◆ Data shown
=== Begin Enclosure ===

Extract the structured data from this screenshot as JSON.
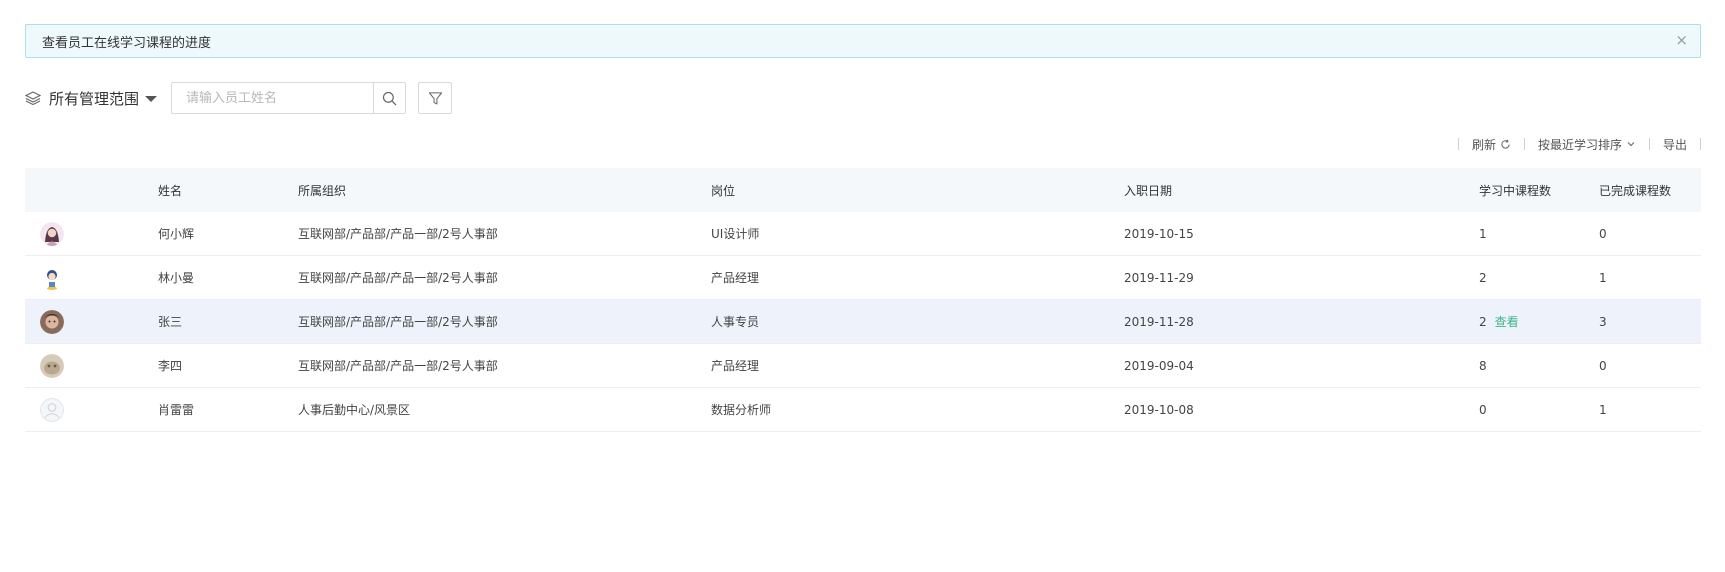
{
  "notice": {
    "text": "查看员工在线学习课程的进度",
    "close_symbol": "×"
  },
  "toolbar": {
    "scope_label": "所有管理范围",
    "search_placeholder": "请输入员工姓名",
    "search_icon": "search-icon",
    "filter_icon": "filter-icon"
  },
  "actions": {
    "refresh": "刷新",
    "sort": "按最近学习排序",
    "export": "导出"
  },
  "table": {
    "headers": [
      "",
      "姓名",
      "所属组织",
      "岗位",
      "入职日期",
      "学习中课程数",
      "已完成课程数"
    ],
    "rows": [
      {
        "name": "何小辉",
        "org": "互联网部/产品部/产品一部/2号人事部",
        "position": "UI设计师",
        "date": "2019-10-15",
        "learning": "1",
        "done": "0",
        "avatar_color": "#c9a0b8"
      },
      {
        "name": "林小曼",
        "org": "互联网部/产品部/产品一部/2号人事部",
        "position": "产品经理",
        "date": "2019-11-29",
        "learning": "2",
        "done": "1",
        "avatar_color": "#5a86c4"
      },
      {
        "name": "张三",
        "org": "互联网部/产品部/产品一部/2号人事部",
        "position": "人事专员",
        "date": "2019-11-28",
        "learning": "2",
        "done": "3",
        "avatar_color": "#8a6a5a",
        "view_label": "查看"
      },
      {
        "name": "李四",
        "org": "互联网部/产品部/产品一部/2号人事部",
        "position": "产品经理",
        "date": "2019-09-04",
        "learning": "8",
        "done": "0",
        "avatar_color": "#b8a890"
      },
      {
        "name": "肖雷雷",
        "org": "人事后勤中心/风景区",
        "position": "数据分析师",
        "date": "2019-10-08",
        "learning": "0",
        "done": "1",
        "avatar_color": "#e6e9ee"
      }
    ]
  },
  "colors": {
    "accent": "#3eb489",
    "notice_bg": "#eef9fc",
    "notice_border": "#a9dfee",
    "header_bg": "#f5f8fb",
    "highlight_row": "#eef3fb"
  }
}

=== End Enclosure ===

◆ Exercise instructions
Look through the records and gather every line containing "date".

◆ Exercise solution
        "date": "2019-10-15",
        "date": "2019-11-29",
        "date": "2019-11-28",
        "date": "2019-09-04",
        "date": "2019-10-08",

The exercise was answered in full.